Task goal: In the entries below, how many lines hold the string "this"? Answer with the number only.

Information:
★ ★ ★

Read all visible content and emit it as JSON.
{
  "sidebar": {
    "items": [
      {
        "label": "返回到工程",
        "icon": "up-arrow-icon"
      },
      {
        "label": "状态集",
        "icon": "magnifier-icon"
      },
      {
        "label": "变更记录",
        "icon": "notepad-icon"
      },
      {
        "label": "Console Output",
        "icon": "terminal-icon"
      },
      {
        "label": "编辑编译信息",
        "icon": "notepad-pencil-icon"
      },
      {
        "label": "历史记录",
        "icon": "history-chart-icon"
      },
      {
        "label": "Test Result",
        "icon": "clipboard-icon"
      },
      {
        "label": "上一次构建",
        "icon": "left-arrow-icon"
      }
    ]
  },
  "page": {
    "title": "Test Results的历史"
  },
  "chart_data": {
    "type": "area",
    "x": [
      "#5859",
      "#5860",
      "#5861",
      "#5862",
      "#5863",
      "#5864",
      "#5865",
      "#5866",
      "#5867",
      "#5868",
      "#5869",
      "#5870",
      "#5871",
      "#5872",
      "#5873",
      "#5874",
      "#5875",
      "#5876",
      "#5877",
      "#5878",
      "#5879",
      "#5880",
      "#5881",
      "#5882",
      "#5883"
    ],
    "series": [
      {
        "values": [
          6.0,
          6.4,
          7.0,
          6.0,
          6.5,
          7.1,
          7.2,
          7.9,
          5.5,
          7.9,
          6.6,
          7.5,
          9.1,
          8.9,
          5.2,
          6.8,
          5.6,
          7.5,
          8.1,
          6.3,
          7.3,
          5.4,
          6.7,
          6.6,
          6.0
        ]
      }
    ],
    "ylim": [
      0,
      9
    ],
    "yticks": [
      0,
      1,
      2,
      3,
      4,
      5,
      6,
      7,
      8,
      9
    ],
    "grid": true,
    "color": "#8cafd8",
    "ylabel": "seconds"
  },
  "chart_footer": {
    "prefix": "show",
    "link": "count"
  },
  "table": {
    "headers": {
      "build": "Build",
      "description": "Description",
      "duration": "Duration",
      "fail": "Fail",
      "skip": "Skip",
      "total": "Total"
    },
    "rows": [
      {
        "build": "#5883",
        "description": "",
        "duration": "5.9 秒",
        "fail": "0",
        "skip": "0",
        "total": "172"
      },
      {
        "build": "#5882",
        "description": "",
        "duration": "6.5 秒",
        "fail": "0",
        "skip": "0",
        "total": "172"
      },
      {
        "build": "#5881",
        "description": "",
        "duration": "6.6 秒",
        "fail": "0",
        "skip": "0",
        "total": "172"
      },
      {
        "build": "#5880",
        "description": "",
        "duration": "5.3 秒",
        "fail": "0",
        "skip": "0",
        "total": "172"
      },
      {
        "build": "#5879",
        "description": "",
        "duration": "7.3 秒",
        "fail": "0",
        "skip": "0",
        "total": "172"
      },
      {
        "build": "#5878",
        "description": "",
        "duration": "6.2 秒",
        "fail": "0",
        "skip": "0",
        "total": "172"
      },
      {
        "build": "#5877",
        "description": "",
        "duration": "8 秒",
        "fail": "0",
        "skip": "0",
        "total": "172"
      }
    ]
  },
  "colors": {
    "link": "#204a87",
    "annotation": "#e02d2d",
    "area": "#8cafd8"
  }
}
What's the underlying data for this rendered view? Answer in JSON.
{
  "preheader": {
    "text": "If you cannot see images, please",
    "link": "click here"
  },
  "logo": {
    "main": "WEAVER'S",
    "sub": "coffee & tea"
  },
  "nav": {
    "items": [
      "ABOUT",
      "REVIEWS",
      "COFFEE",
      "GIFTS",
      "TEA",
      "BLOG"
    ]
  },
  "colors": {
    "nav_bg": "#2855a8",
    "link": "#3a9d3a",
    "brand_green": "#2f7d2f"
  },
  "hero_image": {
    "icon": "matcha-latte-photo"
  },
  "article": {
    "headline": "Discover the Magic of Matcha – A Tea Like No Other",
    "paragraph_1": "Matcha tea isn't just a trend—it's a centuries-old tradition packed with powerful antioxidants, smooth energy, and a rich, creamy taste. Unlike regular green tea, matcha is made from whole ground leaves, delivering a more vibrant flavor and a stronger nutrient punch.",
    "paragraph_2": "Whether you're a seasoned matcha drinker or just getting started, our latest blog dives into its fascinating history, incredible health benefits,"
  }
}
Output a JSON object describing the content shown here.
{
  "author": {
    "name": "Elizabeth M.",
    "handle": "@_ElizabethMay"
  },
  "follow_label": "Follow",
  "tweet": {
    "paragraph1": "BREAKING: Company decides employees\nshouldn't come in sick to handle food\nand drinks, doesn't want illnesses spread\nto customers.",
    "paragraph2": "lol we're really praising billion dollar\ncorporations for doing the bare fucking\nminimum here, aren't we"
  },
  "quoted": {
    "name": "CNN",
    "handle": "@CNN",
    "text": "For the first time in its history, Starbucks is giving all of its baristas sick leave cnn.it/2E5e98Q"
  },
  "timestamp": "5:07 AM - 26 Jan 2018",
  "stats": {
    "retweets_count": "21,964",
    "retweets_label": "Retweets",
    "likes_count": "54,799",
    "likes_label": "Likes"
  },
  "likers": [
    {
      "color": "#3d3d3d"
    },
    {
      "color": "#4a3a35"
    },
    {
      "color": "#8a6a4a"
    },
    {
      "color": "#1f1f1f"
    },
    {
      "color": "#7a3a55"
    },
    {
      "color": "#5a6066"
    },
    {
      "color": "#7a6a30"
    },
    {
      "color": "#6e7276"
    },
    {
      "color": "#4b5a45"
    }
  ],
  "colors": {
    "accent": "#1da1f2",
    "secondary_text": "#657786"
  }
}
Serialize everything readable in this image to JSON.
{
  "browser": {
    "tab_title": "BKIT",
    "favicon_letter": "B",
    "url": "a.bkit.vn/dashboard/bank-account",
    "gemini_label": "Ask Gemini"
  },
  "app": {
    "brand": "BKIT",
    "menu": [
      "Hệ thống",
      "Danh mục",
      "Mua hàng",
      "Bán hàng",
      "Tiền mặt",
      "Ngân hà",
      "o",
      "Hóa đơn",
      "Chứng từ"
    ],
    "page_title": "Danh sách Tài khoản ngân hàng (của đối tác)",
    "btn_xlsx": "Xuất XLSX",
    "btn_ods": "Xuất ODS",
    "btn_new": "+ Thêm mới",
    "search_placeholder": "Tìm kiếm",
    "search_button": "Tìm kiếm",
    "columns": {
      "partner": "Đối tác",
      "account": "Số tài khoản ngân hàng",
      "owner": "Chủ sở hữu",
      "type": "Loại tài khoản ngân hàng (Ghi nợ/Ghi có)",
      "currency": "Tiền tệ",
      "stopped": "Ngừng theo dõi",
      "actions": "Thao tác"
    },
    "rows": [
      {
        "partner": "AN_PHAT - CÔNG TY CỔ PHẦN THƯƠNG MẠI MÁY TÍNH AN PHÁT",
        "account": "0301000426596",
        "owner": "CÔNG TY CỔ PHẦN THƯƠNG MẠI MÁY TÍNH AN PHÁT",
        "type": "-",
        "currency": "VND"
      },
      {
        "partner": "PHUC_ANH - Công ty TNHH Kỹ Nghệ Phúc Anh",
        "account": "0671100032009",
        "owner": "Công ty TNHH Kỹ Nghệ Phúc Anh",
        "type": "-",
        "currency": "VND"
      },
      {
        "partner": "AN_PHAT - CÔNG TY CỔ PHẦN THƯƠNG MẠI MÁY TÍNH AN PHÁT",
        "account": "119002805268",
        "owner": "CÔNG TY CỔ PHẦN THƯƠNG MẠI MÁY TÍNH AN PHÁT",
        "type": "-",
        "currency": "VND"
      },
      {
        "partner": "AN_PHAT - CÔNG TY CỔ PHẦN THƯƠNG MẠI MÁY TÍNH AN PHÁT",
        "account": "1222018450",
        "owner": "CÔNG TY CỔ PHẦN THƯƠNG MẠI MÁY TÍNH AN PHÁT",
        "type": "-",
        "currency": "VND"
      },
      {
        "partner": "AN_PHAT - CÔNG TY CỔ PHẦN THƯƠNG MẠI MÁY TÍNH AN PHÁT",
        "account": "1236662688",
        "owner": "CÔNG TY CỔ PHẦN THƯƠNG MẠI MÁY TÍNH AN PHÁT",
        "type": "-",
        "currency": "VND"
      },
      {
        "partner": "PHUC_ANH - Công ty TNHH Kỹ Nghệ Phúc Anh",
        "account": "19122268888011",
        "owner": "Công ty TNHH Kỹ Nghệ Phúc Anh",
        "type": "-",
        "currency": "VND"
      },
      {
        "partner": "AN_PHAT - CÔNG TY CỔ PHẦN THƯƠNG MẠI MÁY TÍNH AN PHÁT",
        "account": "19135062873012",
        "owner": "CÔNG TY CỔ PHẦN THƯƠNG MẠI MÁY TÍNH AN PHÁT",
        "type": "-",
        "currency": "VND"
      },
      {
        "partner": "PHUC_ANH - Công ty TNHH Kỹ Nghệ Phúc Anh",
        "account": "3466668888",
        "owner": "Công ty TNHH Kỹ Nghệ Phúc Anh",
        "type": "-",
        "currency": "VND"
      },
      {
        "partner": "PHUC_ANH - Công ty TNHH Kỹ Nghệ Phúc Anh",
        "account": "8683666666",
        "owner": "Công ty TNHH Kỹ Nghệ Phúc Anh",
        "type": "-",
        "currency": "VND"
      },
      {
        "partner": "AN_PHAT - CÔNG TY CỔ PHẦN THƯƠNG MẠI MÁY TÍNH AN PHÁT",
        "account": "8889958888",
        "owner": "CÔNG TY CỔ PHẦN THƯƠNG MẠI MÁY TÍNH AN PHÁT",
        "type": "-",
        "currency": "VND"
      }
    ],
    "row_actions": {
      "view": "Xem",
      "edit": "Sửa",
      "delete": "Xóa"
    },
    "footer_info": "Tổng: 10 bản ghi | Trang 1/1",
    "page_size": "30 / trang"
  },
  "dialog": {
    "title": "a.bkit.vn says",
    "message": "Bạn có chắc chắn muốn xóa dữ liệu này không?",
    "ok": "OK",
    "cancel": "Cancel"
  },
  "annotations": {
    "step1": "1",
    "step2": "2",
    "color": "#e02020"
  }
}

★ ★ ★

Solved problem: 2